She slipped the formal letter to Dale into an envelope and was putting it aside to go with the rest of the afternoon’s post when the door opened.
‘Miss Ealand,’ Straker looked down with a quirk of his lips, ‘still busy?’
‘I’m about to finish,’ she said and held out a small box. ‘This is for Miss Steel. I picked it up at lunch time.’
He opened it to look inside then picked up a pen from the desk. ‘I’ll just add a note.’ He wrote briefly on the card and slipped it into the box before handing it back to her. ‘Thank you.’
She saw a distant smile on his face as if he was remembering one moment. ‘You just need to confirm tomorrow’s appointments,’ she said.

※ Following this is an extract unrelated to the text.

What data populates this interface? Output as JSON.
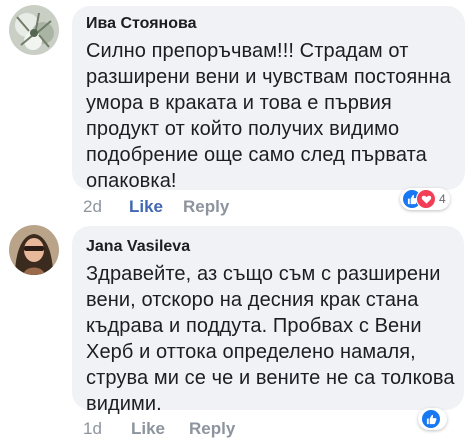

Straker was still holding her pen and he fiddled with it for a moment, his head down as if reluctant to look at her before he put it back. ‘Cancel all my appointments for tomorrow. I might be…’ He paused. ‘I’m sorry I can’t tell you any more at this time. But…,’ he gave her a smile. ‘Maybe tomorrow.’ Eyes met. She did not say anything, just watched as he went into the office and sat down, still looking at her, still with that expression on his face. A look of hope, and, as the door closed she saw him pick up the phone.
The Shelter was quiet with the men back in the familiar routine of sneaking out for a quick fag after lunch and then trailing back for their evening meal reeking of beer and cigarette smoke. Little mention of John Shepherd and after all, why should there be? Shepherd was just another anonymous transient who came and went, leaving no trace of his presence. Only Dale seemed to feel his absence.
Rebecca read through the Project worker’s update and bit her lip, then rifled through the pile of leaflets that had accumulated on her desk, looking for the one that Dale had given her. There. No. Far too expensive, even for someone on benefits. And the cheaper courses, the ones that the charity could afford, were useless. Damn. Perhaps Harlington-Straker might be able to give Dale a chance, even if it was in construction.
It was not the ideal solution, but better than nothing. She looked at her watch. Just after four. Not long to the end of work for today. She’d been to Marks at lunchtime to get something for supper. Stifado, a bottle of red wine, cheesecake for afters. Something decent for once.
‘Rebecca. Call for you. Private.’ There was a grin on the receptionist’s face as she held the door open. ‘Someone called Straker.’
She felt the heat rise in her face as she went through to pick up the phone and she turned away to answer. ‘Hi. Rebecca here.’
His voice made her blush even more. ‘Rebecca. Look…’ There was a note of hesitation. She heard a breath and he spoke again. ‘I’m sorry. Something’s come up. I’m going to be busy tonight. A…….’ another hesitation as if he was trying to come up with some excuse. ‘A night shoot and they need me there. Maybe tomorrow if that’s okay?’
There was a false brightness in her reply. ‘Sure, no problem.’ The receptionist was still listening and Rebecca searched for something else to say. ‘I’ll see you tomorrow then.’
She put the phone down. Stifado. And red wine. Dammit. She should take it to Sara’s tonight. The wine at any rate. Have a girl’s night in for once. Sara had seemed a bit down when they spoke yesterday, something to do with Alec being away, so there was no reason why Rebecca shouldn’t get over there for early evening. She had a key to Sara’s anyway so perhaps she should take the casserole as well; it was a decent meal and she could buy something else for tomorrow. It would be good to talk to Sara. To really talk. To tell someone who understood, about last night.
Rebecca went back to her office to start on the mind numbing complexities of funding and government initiatives.